* Exercise goal *
Copy the entries exactly, leaving out nothing.

+++ Provided records

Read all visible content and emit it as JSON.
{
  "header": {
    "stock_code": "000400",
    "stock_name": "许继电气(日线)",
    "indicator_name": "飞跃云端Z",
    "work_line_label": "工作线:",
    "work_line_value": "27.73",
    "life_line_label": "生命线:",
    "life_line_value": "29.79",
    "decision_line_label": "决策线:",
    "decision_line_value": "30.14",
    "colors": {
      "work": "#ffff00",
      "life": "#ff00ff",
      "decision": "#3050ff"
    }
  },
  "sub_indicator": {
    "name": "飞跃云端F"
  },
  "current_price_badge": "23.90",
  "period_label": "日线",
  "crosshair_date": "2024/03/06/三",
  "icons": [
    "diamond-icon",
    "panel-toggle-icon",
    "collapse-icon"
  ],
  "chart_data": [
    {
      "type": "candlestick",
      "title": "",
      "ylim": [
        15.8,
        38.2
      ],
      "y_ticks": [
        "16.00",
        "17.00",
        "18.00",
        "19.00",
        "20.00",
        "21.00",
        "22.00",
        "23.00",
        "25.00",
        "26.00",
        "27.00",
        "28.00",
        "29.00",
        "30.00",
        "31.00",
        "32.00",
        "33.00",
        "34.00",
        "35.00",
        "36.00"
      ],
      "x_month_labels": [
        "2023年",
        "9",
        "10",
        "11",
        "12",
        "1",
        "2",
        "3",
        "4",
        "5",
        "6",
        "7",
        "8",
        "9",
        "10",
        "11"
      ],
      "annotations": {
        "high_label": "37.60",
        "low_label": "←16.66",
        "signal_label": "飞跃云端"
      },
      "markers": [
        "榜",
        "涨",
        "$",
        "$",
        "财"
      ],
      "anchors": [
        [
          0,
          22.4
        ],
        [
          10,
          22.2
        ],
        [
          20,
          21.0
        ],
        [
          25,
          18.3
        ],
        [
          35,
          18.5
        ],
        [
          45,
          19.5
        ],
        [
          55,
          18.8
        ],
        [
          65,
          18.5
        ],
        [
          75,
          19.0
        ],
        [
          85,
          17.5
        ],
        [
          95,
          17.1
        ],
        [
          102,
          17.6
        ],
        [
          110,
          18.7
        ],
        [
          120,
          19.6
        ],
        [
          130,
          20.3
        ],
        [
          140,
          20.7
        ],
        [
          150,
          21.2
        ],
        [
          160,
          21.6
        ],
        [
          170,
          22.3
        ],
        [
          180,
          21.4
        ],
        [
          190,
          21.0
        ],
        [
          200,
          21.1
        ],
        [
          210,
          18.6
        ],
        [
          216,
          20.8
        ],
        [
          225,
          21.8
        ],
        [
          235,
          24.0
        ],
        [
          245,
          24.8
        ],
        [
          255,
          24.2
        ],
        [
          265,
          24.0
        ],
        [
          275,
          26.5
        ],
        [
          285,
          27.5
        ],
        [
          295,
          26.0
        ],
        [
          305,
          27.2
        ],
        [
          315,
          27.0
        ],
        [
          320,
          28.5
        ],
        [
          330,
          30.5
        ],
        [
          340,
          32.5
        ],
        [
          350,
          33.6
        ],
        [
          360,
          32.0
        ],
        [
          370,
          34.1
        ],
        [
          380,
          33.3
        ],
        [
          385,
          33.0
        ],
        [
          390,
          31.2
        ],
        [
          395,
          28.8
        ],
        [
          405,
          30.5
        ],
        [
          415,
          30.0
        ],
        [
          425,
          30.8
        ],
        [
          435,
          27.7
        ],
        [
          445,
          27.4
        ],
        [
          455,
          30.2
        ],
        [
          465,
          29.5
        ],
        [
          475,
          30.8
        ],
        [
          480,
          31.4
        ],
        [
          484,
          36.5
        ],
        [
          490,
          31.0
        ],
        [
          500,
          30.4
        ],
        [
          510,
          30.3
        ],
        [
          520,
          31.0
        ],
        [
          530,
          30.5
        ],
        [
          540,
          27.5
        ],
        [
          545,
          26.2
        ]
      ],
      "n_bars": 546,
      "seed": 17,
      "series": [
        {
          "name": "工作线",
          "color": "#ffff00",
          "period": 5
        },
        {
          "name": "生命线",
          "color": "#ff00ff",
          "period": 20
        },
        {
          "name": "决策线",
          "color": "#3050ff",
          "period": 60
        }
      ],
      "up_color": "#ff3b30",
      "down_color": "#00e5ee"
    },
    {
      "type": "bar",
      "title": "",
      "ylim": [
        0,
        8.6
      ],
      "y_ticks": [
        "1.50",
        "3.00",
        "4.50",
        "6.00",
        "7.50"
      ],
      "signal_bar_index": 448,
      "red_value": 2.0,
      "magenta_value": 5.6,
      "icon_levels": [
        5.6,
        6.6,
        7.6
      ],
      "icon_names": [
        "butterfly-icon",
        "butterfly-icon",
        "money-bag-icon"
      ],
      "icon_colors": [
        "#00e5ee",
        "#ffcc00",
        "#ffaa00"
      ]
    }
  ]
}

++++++

* Output of the task *
Read all visible content and emit it as JSON.
{
  "header": {
    "stock_code": "000400",
    "stock_name": "许继电气(日线)",
    "indicator_name": "飞跃云端Z",
    "work_line_label": "工作线:",
    "work_line_value": "27.73",
    "life_line_label": "生命线:",
    "life_line_value": "29.79",
    "decision_line_label": "决策线:",
    "decision_line_value": "30.14",
    "colors": {
      "work": "#ffff00",
      "life": "#ff00ff",
      "decision": "#3050ff"
    }
  },
  "sub_indicator": {
    "name": "飞跃云端F"
  },
  "current_price_badge": "23.90",
  "period_label": "日线",
  "crosshair_date": "2024/03/06/三",
  "icons": [
    "diamond-icon",
    "panel-toggle-icon",
    "collapse-icon"
  ],
  "chart_data": [
    {
      "type": "candlestick",
      "title": "",
      "ylim": [
        15.8,
        38.2
      ],
      "y_ticks": [
        "16.00",
        "17.00",
        "18.00",
        "19.00",
        "20.00",
        "21.00",
        "22.00",
        "23.00",
        "25.00",
        "26.00",
        "27.00",
        "28.00",
        "29.00",
        "30.00",
        "31.00",
        "32.00",
        "33.00",
        "34.00",
        "35.00",
        "36.00"
      ],
      "x_month_labels": [
        "2023年",
        "9",
        "10",
        "11",
        "12",
        "1",
        "2",
        "3",
        "4",
        "5",
        "6",
        "7",
        "8",
        "9",
        "10",
        "11"
      ],
      "annotations": {
        "high_label": "37.60",
        "low_label": "←16.66",
        "signal_label": "飞跃云端"
      },
      "markers": [
        "榜",
        "涨",
        "$",
        "$",
        "财"
      ],
      "anchors": [
        [
          0,
          22.4
        ],
        [
          10,
          22.2
        ],
        [
          20,
          21.0
        ],
        [
          25,
          18.3
        ],
        [
          35,
          18.5
        ],
        [
          45,
          19.5
        ],
        [
          55,
          18.8
        ],
        [
          65,
          18.5
        ],
        [
          75,
          19.0
        ],
        [
          85,
          17.5
        ],
        [
          95,
          17.1
        ],
        [
          102,
          17.6
        ],
        [
          110,
          18.7
        ],
        [
          120,
          19.6
        ],
        [
          130,
          20.3
        ],
        [
          140,
          20.7
        ],
        [
          150,
          21.2
        ],
        [
          160,
          21.6
        ],
        [
          170,
          22.3
        ],
        [
          180,
          21.4
        ],
        [
          190,
          21.0
        ],
        [
          200,
          21.1
        ],
        [
          210,
          18.6
        ],
        [
          216,
          20.8
        ],
        [
          225,
          21.8
        ],
        [
          235,
          24.0
        ],
        [
          245,
          24.8
        ],
        [
          255,
          24.2
        ],
        [
          265,
          24.0
        ],
        [
          275,
          26.5
        ],
        [
          285,
          27.5
        ],
        [
          295,
          26.0
        ],
        [
          305,
          27.2
        ],
        [
          315,
          27.0
        ],
        [
          320,
          28.5
        ],
        [
          330,
          30.5
        ],
        [
          340,
          32.5
        ],
        [
          350,
          33.6
        ],
        [
          360,
          32.0
        ],
        [
          370,
          34.1
        ],
        [
          380,
          33.3
        ],
        [
          385,
          33.0
        ],
        [
          390,
          31.2
        ],
        [
          395,
          28.8
        ],
        [
          405,
          30.5
        ],
        [
          415,
          30.0
        ],
        [
          425,
          30.8
        ],
        [
          435,
          27.7
        ],
        [
          445,
          27.4
        ],
        [
          455,
          30.2
        ],
        [
          465,
          29.5
        ],
        [
          475,
          30.8
        ],
        [
          480,
          31.4
        ],
        [
          484,
          36.5
        ],
        [
          490,
          31.0
        ],
        [
          500,
          30.4
        ],
        [
          510,
          30.3
        ],
        [
          520,
          31.0
        ],
        [
          530,
          30.5
        ],
        [
          540,
          27.5
        ],
        [
          545,
          26.2
        ]
      ],
      "n_bars": 546,
      "seed": 17,
      "series": [
        {
          "name": "工作线",
          "color": "#ffff00",
          "period": 5
        },
        {
          "name": "生命线",
          "color": "#ff00ff",
          "period": 20
        },
        {
          "name": "决策线",
          "color": "#3050ff",
          "period": 60
        }
      ],
      "up_color": "#ff3b30",
      "down_color": "#00e5ee"
    },
    {
      "type": "bar",
      "title": "",
      "ylim": [
        0,
        8.6
      ],
      "y_ticks": [
        "1.50",
        "3.00",
        "4.50",
        "6.00",
        "7.50"
      ],
      "signal_bar_index": 448,
      "red_value": 2.0,
      "magenta_value": 5.6,
      "icon_levels": [
        5.6,
        6.6,
        7.6
      ],
      "icon_names": [
        "butterfly-icon",
        "butterfly-icon",
        "money-bag-icon"
      ],
      "icon_colors": [
        "#00e5ee",
        "#ffcc00",
        "#ffaa00"
      ]
    }
  ]
}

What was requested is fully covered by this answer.